“Manumission was for everybody. It was very open, but there was never any trouble. I think this picture is great because it shows the guy with a black eye (I do kind of remember him) and just the cross section of characters who would find themselves at that party. That was one of the really special things about it, you’d have all these people who came from all different backgrounds, an amazing cross section.
“I lived in San Antonio the first year I went to Ibiza. I left the UK with about £50 in my pocket and slept on park benches. There was a real kind of community there back then. Mike was very much on the other side of the island, at [Las] Salinas [beach] with the international set. Manumission was the coming together of the two worlds.”
“This looks to me like it was on the staircase near the DJ booth [in KU], which was one level up. He’s like the classic Manumission raver, totally enjoying himself. Yeah, I love it. I don’t know who he is, but I love the picture. And it’s got the Miss Tanga poster in the back.
“We had a really strong connection with the island, we loved it and really felt like we were part of it. We really appreciated all the different scenes, the different types of people who had given up on society. I learned very early on that you didn’t ask people what they did for a job.

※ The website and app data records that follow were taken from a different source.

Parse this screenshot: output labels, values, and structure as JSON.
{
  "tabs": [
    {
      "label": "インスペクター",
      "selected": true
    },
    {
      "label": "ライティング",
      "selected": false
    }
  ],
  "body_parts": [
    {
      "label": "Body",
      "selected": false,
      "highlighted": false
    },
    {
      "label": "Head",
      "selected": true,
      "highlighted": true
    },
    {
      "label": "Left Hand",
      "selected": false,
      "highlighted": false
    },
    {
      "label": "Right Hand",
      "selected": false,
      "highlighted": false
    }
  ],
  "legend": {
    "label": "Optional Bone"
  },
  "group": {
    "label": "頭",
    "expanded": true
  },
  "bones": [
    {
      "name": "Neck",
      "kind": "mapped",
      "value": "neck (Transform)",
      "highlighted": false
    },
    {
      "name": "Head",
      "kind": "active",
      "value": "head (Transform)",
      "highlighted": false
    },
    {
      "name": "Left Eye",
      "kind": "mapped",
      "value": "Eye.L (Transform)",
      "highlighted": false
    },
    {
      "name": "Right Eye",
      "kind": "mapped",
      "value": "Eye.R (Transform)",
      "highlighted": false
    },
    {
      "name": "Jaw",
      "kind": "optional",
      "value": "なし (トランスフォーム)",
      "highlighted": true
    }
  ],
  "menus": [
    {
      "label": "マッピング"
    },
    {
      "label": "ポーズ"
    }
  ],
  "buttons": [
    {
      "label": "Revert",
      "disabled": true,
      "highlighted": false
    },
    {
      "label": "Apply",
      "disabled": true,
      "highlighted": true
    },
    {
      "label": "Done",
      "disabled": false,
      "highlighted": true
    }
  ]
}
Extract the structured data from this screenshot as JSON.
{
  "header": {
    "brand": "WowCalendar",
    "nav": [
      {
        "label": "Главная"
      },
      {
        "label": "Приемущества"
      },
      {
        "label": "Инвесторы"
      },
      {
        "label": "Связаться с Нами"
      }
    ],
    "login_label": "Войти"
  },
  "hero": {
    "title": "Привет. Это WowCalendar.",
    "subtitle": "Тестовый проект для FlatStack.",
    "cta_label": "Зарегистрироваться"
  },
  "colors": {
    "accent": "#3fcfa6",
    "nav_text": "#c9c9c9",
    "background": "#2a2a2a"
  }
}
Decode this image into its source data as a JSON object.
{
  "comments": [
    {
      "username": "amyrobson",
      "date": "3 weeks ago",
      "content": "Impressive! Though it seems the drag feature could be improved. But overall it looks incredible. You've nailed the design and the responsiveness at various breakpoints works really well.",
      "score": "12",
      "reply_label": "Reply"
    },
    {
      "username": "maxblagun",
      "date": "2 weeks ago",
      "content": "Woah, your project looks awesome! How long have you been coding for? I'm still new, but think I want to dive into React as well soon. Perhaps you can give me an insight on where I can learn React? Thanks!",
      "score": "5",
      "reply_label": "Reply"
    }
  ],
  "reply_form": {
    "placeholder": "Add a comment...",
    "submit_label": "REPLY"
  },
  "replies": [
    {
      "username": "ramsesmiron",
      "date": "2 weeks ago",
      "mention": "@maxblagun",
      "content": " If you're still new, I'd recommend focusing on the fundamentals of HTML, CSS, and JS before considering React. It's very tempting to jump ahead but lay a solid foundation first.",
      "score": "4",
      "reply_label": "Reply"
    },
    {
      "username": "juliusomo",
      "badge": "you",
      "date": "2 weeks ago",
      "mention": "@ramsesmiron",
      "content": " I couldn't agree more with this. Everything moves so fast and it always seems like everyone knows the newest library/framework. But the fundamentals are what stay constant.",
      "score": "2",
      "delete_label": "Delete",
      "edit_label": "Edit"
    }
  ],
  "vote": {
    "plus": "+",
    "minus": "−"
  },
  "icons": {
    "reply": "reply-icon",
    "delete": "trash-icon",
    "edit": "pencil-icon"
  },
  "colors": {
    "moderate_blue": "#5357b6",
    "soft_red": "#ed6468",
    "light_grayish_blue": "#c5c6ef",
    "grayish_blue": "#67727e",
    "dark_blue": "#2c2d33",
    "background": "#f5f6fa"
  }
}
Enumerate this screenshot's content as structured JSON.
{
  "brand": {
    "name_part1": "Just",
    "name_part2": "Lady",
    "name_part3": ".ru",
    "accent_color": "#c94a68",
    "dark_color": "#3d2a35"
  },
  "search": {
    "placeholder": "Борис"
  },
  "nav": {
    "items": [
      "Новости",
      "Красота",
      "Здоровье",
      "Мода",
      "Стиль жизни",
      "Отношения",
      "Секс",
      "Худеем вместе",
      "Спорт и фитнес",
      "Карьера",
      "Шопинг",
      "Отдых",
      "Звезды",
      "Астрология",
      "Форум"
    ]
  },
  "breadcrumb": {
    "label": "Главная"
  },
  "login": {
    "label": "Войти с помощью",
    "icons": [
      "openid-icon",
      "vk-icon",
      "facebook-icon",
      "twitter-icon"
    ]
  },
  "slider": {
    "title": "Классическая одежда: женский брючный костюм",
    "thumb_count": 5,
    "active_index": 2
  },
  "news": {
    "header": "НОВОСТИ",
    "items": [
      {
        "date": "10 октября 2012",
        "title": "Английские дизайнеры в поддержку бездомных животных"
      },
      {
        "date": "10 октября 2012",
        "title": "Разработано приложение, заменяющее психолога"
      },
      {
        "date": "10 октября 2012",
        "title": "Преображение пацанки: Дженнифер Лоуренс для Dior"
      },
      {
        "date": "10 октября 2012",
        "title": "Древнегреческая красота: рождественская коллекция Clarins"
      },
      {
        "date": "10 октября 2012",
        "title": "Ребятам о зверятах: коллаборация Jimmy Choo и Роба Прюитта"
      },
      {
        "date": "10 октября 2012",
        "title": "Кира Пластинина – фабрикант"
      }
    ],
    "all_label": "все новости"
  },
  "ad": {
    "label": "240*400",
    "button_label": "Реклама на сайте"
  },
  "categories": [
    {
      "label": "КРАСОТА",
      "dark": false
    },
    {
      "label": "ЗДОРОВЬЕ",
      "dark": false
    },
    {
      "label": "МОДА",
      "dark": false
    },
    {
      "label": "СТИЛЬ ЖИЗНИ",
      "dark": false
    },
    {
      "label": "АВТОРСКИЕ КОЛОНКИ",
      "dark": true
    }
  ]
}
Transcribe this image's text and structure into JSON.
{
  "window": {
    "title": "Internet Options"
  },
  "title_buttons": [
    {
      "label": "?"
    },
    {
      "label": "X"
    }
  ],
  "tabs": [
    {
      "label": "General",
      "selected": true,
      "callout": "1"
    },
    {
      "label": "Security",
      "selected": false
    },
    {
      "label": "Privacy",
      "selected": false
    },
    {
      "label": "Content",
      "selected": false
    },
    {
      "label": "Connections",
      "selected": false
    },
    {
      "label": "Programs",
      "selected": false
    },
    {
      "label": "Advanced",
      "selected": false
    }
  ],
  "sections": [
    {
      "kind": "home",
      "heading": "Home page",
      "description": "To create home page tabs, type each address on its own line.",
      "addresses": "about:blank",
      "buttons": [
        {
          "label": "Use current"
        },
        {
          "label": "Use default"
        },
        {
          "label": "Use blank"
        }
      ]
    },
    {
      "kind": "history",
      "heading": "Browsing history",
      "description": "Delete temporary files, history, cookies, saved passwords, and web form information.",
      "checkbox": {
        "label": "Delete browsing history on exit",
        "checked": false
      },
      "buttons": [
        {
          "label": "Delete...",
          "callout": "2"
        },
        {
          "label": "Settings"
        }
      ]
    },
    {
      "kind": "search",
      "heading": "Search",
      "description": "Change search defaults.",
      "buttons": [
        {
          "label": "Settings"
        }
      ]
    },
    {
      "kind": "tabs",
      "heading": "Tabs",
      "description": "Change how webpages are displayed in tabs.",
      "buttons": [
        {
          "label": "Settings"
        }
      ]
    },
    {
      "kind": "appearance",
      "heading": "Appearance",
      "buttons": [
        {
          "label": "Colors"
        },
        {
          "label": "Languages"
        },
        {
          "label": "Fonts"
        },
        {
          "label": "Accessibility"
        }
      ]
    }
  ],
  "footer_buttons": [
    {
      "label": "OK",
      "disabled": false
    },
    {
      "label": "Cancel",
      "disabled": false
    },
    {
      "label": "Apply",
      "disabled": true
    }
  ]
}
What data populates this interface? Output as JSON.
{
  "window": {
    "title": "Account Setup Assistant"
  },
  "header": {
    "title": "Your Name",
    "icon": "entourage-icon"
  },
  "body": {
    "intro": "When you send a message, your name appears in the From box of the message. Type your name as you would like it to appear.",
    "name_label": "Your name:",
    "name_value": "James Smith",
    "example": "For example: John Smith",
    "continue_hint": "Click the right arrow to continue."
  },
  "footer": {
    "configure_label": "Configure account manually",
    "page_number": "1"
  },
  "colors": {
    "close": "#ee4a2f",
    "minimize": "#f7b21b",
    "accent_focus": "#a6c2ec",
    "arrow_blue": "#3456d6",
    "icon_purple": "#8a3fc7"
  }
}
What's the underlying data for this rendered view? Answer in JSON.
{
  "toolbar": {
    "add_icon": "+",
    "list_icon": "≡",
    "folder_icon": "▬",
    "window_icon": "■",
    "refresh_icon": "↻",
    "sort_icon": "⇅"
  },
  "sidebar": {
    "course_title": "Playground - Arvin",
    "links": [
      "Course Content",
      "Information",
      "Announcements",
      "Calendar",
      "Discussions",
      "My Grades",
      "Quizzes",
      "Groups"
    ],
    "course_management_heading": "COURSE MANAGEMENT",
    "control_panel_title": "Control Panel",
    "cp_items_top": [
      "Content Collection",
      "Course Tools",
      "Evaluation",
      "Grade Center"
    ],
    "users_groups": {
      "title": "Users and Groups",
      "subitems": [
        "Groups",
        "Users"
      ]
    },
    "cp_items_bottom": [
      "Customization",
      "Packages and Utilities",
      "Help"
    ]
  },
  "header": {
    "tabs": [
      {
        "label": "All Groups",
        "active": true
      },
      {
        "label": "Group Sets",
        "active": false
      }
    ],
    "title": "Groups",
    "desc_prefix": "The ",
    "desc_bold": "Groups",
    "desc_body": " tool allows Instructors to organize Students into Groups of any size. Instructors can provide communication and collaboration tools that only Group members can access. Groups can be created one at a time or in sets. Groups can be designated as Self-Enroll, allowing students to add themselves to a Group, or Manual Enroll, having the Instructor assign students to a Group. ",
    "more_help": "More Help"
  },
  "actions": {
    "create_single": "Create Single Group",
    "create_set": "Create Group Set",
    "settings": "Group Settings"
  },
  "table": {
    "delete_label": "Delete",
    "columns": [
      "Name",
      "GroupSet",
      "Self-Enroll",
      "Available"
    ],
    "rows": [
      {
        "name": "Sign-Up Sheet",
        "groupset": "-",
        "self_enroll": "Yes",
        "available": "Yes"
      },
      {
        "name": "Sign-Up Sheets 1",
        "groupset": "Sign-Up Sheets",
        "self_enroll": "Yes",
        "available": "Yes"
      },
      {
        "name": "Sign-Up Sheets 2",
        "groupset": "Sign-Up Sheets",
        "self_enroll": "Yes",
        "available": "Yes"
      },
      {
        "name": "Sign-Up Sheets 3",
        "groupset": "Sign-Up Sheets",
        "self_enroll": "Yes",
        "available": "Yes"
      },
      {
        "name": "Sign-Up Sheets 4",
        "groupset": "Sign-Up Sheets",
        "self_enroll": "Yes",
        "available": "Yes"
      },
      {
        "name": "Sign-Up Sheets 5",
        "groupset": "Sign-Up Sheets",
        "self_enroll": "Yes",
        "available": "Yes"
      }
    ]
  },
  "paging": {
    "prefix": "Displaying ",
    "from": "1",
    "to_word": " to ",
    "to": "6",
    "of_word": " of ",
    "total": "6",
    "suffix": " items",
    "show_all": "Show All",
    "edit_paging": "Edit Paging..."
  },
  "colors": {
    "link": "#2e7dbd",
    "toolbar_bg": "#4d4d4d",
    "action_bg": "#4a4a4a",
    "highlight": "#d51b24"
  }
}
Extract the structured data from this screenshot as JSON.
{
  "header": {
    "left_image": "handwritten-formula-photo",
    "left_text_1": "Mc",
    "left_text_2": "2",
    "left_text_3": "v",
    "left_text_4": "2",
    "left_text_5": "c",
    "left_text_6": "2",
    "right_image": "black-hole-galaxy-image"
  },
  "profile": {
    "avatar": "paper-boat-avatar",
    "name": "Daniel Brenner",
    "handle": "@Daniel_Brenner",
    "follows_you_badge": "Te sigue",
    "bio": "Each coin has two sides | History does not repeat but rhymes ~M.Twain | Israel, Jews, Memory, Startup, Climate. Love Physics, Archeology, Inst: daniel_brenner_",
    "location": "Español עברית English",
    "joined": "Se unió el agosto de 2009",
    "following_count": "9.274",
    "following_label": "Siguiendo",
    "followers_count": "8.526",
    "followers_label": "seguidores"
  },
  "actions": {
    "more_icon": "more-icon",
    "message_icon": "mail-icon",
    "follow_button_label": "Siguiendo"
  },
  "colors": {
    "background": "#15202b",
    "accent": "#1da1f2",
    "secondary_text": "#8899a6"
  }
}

Because a lot of people had left things they didn’t want to talk about behind them. I learned that people are who they are, they’d left behind that nine-to-five life. They were what made Ibiza what it was.”
“This is the Coco Loco Bar, where Manumission first started. It was the gay heart of the club. Everyday Mike and I used to go around the town to all the bars. We would end every night at Dome, most of the drag queens worked there and then they worked in the club afterwards. You can just see the different characters, there’s our friend Annamaria — she’s got a white face and a cone on her head. Everything is very homemade and the characters were really out there. It was the best place in the club for us.
“At this time, there was only one soundsystem playing in the main room. Later on, the club owner closed off the side room and the back room. Then there were three different soundsystems and we put a system in the toilets as well. At this time, it would have been either DJ Alfredo or Jerome, the music was great back then and we had a lot more freedom — it was before the time of DJ worship.”
“That’s me and Mike in the fountain. Eventually there were a few problems with Renata and her boyfriend Tony, he got a bit jealous of the show. So she went back to Amsterdam and Mike stepped in to take over. That year it was generally us fooling around in the swimming pool, in the shower, just prancing around naked most of the time. We all used to hang out naked at Salinas, it was very much part of life back then, so it was kind of just an extension of that. The following year, the girls from New York came over and they took it up a notch.”
“That was on a Monday at Salinas with a picnic. That’s Lenny, Karen, Mike, and one of the drag queens in daytime civvies. It was very much about giving. Everybody was welcome. Food, actually, was an important commodity. A lot of people didn’t have it. Nobody on that scene had any money, it was about being able to exist on the island for those months. So it was appreciated.”